Friday, October 10, 2014

Horrostor by Grady Hendrix

Something strange is happening at the Orsk furniture superstore in Cleveland, Ohio. Every morning, employees arrive to find broken Kjerring bookshelves, shattered Glans water goblets, and smashed Liripip wardrobes. Sales are down, security cameras reveal nothing, and store managers are panicking.

To unravel the mystery, three employees volunteer to work a nine-hour, dusk-till-dawn shift. In the dead of the night, they’ll patrol the empty showroom floor, investigate strange sights and sounds, and encounter horrors that defy the imagination.

I picked up Horrostor because my husband bought it on a whim. It is written in the style of an Ikea catalog. It is about five employees at Orsk, a box furniture store, who wind up spending the night in the store not realizing it is haunted by mad inmates and a sadist warden from the prison that used to reside on the property that has been all but forgotten.

This book is an easy read, and I thought it would be a silly little book fun for near the Halloween holidays. I was wrong; this is a great haunted horror story! There is depravity, death, ghosts, torture and peril throughout this book, as well as some dry humor, great character building and decent story telling. The creep factor was high and I couldn’t put it down.

The chapters have pictures of furniture that steadily get more and more disturbing. Earlier chapters start out with items like the WANWEIRD a do it yourself kitchen counter that a stove and sink can be attached to. Later chapters are darker including items like INGALUTT which is essentially a chair that allows you to experience drowning.

Now it wasn’t the best book ever, the pace is fast because it’s not a long book, but for what it is, a story inside a catalog, it is successful.

This was a good book that I enjoyed reading and highly recommend, especially if you want an easy to read weird ghost story.

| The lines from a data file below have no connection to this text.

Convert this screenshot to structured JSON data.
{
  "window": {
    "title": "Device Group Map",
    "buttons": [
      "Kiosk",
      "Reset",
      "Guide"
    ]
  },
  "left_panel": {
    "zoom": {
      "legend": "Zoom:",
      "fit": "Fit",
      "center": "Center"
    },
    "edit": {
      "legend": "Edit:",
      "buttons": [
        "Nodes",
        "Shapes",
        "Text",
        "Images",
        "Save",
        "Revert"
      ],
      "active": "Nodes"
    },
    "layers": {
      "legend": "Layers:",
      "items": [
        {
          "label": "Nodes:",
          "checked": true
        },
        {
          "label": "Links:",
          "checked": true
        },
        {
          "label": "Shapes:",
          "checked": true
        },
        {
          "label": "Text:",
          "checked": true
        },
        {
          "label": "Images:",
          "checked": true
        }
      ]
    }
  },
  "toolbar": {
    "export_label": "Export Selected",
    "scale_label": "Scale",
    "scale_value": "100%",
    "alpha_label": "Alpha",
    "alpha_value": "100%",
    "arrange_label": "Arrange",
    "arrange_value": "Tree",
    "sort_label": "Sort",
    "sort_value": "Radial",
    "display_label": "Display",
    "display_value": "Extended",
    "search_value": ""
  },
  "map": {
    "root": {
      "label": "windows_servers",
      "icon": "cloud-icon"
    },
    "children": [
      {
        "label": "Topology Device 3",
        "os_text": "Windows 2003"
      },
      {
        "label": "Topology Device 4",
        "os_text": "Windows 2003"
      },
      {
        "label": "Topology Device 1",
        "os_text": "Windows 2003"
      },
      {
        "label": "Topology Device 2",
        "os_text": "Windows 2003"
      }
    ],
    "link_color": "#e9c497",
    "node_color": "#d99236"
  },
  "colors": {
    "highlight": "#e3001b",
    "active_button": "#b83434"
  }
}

The Fall by Bethany Griffin

She has spent her life fighting fate, and she thought she was succeeding. Until she woke up in a coffin.

Ushers die young. Ushers are cursed. Ushers can never leave their house, a house that haunts and is haunted, a house that almost seems to have a mind of its own. Madeline’s life—revealed through short bursts of memory—has hinged around her desperate plan to escape, to save herself and her brother. Her only chance lies in destroying the house.

In the end, can Madeline keep her own sanity and bring the house down? The Fall is a literary psychological thriller, reimagining Edgar Allan Poe’s classic The Fall of the House of Usher
I didn’t like Bethany Griffin’s first book, Masque of the Red Death, the MC bugged the crap out of me, but because I like Poe so much I just HAD to read her new book, The Fall. I was pleasantly surprised.

This was a dark book, with great story telling and imagery. It is a retelling of the Fall of the House of Usher from Madeline’s POV, but at the same time it reverses Madeline and Roderick’s characters. Instead of Roderick going insane first and calling Madeline home from school it is opposite and this was very well done and set the tone for the story very well.

The house is the villain in this book, warping the family of Usher, twisting their emotions, wants, desires and talents all for the betterment of the house itself. This novel is a great Haunted House type story.

The novel opens with the end of the story and unless you have never read Fall of the House of Usher this shouldn’t be a spoiler, with Madeline buried alive. The next chapter throws you back into the past with Madeline and Roderick at nine years old. Each chapter starts with the title: Madeline age ____ and tells the story in a backwards frontwards sort of way that is ingenious and makes the plot twists even creepier.

There is no romance in this story, just depraved horror and madness. A great read for this time of year.